We rely on several elements. There is not one magic bullet. So, sustainable aviation fuels, operational optimisation, efficient infrastructure, and market-based measures will all combine to achieve our targets. To go faster, we just need to be even more successful at these individual elements.
“We wanted aviation to have the freedom to connect the world, create jobs, and boost economies”
Are airlines going fast enough with digitization or will lack of revenue stifle progress?
The crisis has definitely accelerated the digitization of the passenger experience and automation in general. That can be seen most clearly in IATA Travel Pass. The App is the best way to deal with the current travel requirements in a manner that keeps passenger processing manageable. It allows airlines to answer the demand that is undoubtedly there, although governments must agree on standards for the information.
Standards make technology work. The industry understands this and understands what technology can do. It enables us to work not only more efficiently but also to keep costs down. That is why investment in digitisation will continue.
And I am convinced that IATA Travel Pass will be one of the stories about how the industry improved in the crisis. Digital identity, which is at the heart of the IATA Travel Pass, will boost OneID and the positive transformational impact that will have on the passenger experience.
2050- Strong targets are in place and the industry is fully committed to halving net emissions by 2050 compared with 2005.
How will the future pan out for the industry?
I am very optimistic. The recovery will happen because the appetite for the freedom to fly is still there. But business travel may be delayed compared with travel that is personally motivated.
You can see that in China and in those air travel corridors that are open. Business travel is different because there are good tools for video conferencing that people are becoming used to and because company travel budgets have been slashed. Also, big events have been canceled and there are fewer business conferences. These things will take time to resolve but I am certain they will come back. It is a matter of when and not if.
I think we will see the same structure as the industry recovers.
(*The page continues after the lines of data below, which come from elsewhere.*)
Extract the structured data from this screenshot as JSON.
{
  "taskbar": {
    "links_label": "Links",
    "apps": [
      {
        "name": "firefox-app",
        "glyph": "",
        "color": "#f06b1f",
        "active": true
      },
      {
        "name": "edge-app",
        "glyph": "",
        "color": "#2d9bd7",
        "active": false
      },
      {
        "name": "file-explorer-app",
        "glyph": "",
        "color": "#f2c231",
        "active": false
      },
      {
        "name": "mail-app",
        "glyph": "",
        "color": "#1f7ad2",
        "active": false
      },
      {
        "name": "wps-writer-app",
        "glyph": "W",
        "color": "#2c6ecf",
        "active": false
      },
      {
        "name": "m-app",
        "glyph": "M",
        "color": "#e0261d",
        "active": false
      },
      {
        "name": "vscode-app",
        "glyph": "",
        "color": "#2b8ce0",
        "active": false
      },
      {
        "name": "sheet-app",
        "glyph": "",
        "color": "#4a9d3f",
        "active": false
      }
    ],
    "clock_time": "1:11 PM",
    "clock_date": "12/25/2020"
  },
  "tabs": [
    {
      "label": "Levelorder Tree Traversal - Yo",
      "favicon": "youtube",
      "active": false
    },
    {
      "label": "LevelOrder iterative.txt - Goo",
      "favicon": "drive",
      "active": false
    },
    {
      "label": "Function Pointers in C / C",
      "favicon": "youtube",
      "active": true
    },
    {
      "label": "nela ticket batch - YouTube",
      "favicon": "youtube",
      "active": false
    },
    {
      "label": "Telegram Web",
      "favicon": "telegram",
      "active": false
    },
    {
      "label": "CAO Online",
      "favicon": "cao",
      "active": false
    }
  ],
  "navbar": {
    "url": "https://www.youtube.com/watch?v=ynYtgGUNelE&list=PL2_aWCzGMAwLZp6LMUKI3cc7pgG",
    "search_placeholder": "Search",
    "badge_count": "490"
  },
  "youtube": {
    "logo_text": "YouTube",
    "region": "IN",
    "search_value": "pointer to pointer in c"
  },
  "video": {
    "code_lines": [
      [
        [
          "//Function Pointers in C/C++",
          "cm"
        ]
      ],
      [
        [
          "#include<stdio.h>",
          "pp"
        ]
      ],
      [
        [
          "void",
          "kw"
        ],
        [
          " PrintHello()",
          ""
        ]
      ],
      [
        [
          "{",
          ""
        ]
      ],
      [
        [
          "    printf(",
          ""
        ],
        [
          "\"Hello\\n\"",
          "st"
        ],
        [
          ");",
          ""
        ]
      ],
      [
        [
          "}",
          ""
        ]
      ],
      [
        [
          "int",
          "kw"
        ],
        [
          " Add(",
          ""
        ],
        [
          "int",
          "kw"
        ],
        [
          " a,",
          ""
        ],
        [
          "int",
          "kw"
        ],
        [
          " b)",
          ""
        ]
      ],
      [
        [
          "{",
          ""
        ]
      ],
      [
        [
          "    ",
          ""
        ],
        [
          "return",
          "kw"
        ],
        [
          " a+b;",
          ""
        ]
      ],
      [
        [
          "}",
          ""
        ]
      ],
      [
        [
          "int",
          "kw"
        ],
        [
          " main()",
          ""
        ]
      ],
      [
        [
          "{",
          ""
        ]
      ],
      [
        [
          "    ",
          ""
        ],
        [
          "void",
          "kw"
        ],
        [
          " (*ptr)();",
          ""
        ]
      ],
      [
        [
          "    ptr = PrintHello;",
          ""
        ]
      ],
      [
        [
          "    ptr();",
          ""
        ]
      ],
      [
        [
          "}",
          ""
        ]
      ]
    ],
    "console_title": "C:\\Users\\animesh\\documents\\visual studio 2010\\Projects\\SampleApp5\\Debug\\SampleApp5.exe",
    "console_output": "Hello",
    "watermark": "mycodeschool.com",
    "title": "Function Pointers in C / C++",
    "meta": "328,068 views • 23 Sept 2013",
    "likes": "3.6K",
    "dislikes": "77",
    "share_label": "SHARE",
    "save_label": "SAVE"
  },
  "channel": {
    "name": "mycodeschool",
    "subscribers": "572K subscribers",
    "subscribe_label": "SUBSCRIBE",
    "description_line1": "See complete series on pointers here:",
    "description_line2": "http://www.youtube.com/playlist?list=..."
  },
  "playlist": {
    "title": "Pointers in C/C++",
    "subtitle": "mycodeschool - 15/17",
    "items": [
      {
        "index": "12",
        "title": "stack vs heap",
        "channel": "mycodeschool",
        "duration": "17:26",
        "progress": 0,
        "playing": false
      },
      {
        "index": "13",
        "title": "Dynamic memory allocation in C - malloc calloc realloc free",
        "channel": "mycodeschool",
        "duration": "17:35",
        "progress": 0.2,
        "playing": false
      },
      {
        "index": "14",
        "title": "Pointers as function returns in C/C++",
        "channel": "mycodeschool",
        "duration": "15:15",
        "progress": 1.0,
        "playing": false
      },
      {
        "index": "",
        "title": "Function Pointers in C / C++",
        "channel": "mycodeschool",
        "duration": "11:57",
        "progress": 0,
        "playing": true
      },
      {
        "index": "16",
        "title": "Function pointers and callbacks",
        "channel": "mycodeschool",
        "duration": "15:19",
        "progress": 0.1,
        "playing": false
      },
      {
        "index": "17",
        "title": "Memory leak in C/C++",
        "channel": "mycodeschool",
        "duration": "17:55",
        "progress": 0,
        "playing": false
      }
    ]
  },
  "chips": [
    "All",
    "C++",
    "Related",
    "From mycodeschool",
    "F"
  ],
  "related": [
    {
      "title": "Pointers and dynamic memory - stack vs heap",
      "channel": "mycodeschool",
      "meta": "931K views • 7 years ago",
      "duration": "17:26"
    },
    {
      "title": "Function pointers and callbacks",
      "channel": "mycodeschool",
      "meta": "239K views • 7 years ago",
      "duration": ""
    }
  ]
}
There will be low cost and network carriers addressing different segments of the market, for example. But long-haul low cost might disappear for now. And there will
be fewer operators as some will probably go bankrupt and those that survive will operate less aircraft. It will be a smaller industry for a while, but it will grow again.
The one trend that might take longer to reappear is consolidation. That will be scarce for many years. No matter how it is done, consolidation always costs something, and nobody has any money for that type of activity. Also, many governments have injected a lot of money into their flag carriers and home airlines and this will prove a barrier. It will be difficult politically and financially to unwind the complexity of ownership. And with less flying taking place in general, the desire for consolidation won’t be quite so strong.
Will the passenger experience be different?
The new health measures will be temporary, but it will be interesting to see how it affects thinking in the industry especially once we get a clearer picture on demand. Will airlines adapt the configurations of their aircraft? How will they approach cleaning and sanitization even when the pandemic has subsided? The way meals and drinks are handled may change. There could be many new ideas in these areas.
The industry and IATA have worked hard to put the passenger front and center in all our initiatives so the passenger experience of the future will be based on what the passenger wants.
Is there anything you would have done differently?
If anything, it would be promoting open skies and open borders more strongly. A globalized, connected world creates jobs, powers economies, and unites friends and family. Aviation is a positive force. It brings enormous benefits and the current fragmentation hampers all of that.
If this pandemic has proven one thing, it is that air transport is clearly the business of freedom.